Worried well

WASHINGTON — WASHINGTON -- This is the word that keeps coming to my mind, like a single emotional flag raised over the week of the 53rd presidential inauguration: Sober.

I do not say that to rain on the Inaugural Parade. I remain a goose-bump patriot. I came here for the pageantry, the sound of Jessye Norman's voice, the citizen collage of hats and scarves, the democratic ritual. And I got what I came for. But the weekend celebration carried a sober aura around its glittering, glitzy center. The subdued image of the times kept reappearing, like the pentimento under a painting.


Saturday night, I watched the fireworks light the capital city's skies, a show that brought thousands of celebrants out into the bitter cold to register their excitement. Yet these fireworks also brought 911 calls from worried folks of the inner city who thought they were hearing a shootout.

At noon Monday the president was sworn in by the chief justice. Yet a week earlier, this justice had heard arguments in the Paula Jones case. At lunch Bill Clinton talked of working with Newt Gingrich. Yet this speaker was about to be reprimanded and required to pay a $300,000 penalty.


March to the millennium

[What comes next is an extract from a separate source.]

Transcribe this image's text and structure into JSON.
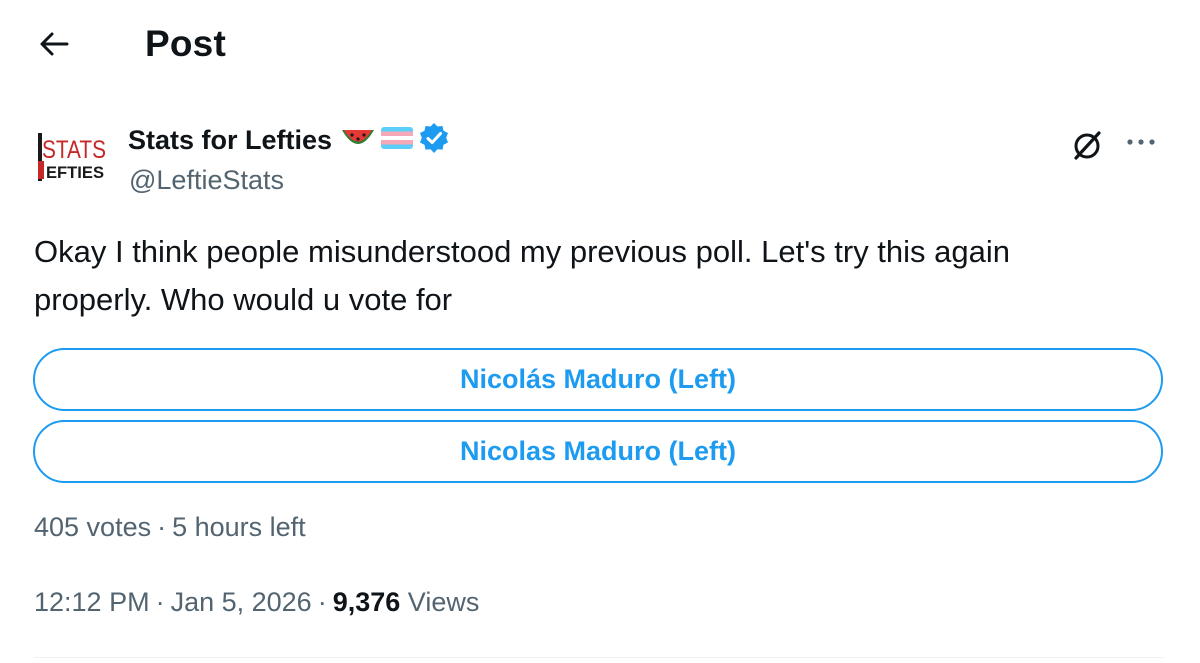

This was also an inauguration built relentlessly around, over, and under the metaphor of a bridge. It was a three-day event that insistently, redundantly pointed us on a forced march to the millennium. But what kept me sober was our difficulty looking forward. We do not seem to be embracing the territory that Americans once claimed as our own.

Four years ago the first baby-boomer president took the keys to the car from our fathers' generation. In 1992, there was the sense of a fresh start, an expectation of boldness.

Now it seems to have dissipated. The president delivered a speech riddled with internal conflicts -- his and ours -- about the future. A sober speech about "bright new prospects" was without a concrete promise to fulfill the great promise.

In one sound-bite moment, Mr. Clinton said that "America demands big things from us and nothing big ever came from being small." But these are small-minded times.

The president spun Utopian visions of a land with schools that "have the highest standards in the world," with parents and children who "have time not only to work but to read and play together." He described streets without drugs or guns and spoke of an era when today's permanent underclass is middle class.

But how many of us actually believe we are headed there? Or that Mr. Clinton is leading us there?

Americans are the worried well, living in the present tensely. Standing on the edge of a century that often looks a precipice, we are jittery. We are at peace, but feel vulnerable. We are at work, but feel less secure. We are raising children, but have less confidence in ourselves as parents. Some worry that the best is behind us. And others worry that these may turn out to be our good old days.


This is how the second term begins. The marching bands go home, and the government goes to work with a sober thought: It will not be easy to make any of us look ahead.

Ellen Goodman is a syndicated columnist.

Pub Date: 1/24/97